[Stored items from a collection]

---+---

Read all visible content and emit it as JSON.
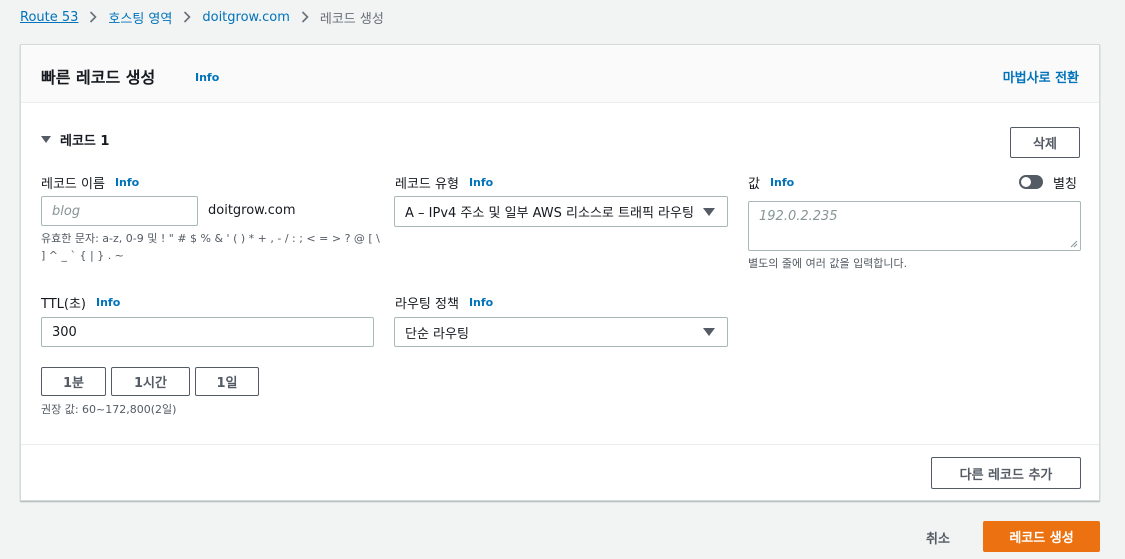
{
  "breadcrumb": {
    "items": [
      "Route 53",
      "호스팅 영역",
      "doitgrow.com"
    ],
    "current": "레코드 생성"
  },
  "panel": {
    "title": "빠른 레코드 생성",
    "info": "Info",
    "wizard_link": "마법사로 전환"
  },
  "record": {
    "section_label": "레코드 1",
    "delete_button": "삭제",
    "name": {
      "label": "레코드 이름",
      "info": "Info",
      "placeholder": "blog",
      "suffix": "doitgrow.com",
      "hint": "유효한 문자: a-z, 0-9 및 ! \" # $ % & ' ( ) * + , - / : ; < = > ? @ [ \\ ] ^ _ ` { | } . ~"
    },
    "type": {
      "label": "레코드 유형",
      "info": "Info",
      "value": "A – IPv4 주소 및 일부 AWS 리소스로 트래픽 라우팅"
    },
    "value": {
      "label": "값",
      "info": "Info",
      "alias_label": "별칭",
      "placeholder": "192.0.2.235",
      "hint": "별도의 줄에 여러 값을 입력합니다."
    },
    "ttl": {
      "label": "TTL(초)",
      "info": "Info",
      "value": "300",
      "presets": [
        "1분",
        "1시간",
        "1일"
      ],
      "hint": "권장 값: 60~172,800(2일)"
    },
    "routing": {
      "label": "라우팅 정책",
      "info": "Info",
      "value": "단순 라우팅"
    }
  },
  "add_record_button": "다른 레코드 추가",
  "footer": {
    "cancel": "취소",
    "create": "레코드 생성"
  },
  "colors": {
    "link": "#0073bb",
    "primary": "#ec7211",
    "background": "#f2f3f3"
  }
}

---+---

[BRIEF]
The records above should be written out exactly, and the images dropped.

[ANSWER]
Read all visible content and emit it as JSON.
{
  "breadcrumb": {
    "items": [
      "Route 53",
      "호스팅 영역",
      "doitgrow.com"
    ],
    "current": "레코드 생성"
  },
  "panel": {
    "title": "빠른 레코드 생성",
    "info": "Info",
    "wizard_link": "마법사로 전환"
  },
  "record": {
    "section_label": "레코드 1",
    "delete_button": "삭제",
    "name": {
      "label": "레코드 이름",
      "info": "Info",
      "placeholder": "blog",
      "suffix": "doitgrow.com",
      "hint": "유효한 문자: a-z, 0-9 및 ! \" # $ % & ' ( ) * + , - / : ; < = > ? @ [ \\ ] ^ _ ` { | } . ~"
    },
    "type": {
      "label": "레코드 유형",
      "info": "Info",
      "value": "A – IPv4 주소 및 일부 AWS 리소스로 트래픽 라우팅"
    },
    "value": {
      "label": "값",
      "info": "Info",
      "alias_label": "별칭",
      "placeholder": "192.0.2.235",
      "hint": "별도의 줄에 여러 값을 입력합니다."
    },
    "ttl": {
      "label": "TTL(초)",
      "info": "Info",
      "value": "300",
      "presets": [
        "1분",
        "1시간",
        "1일"
      ],
      "hint": "권장 값: 60~172,800(2일)"
    },
    "routing": {
      "label": "라우팅 정책",
      "info": "Info",
      "value": "단순 라우팅"
    }
  },
  "add_record_button": "다른 레코드 추가",
  "footer": {
    "cancel": "취소",
    "create": "레코드 생성"
  },
  "colors": {
    "link": "#0073bb",
    "primary": "#ec7211",
    "background": "#f2f3f3"
  }
}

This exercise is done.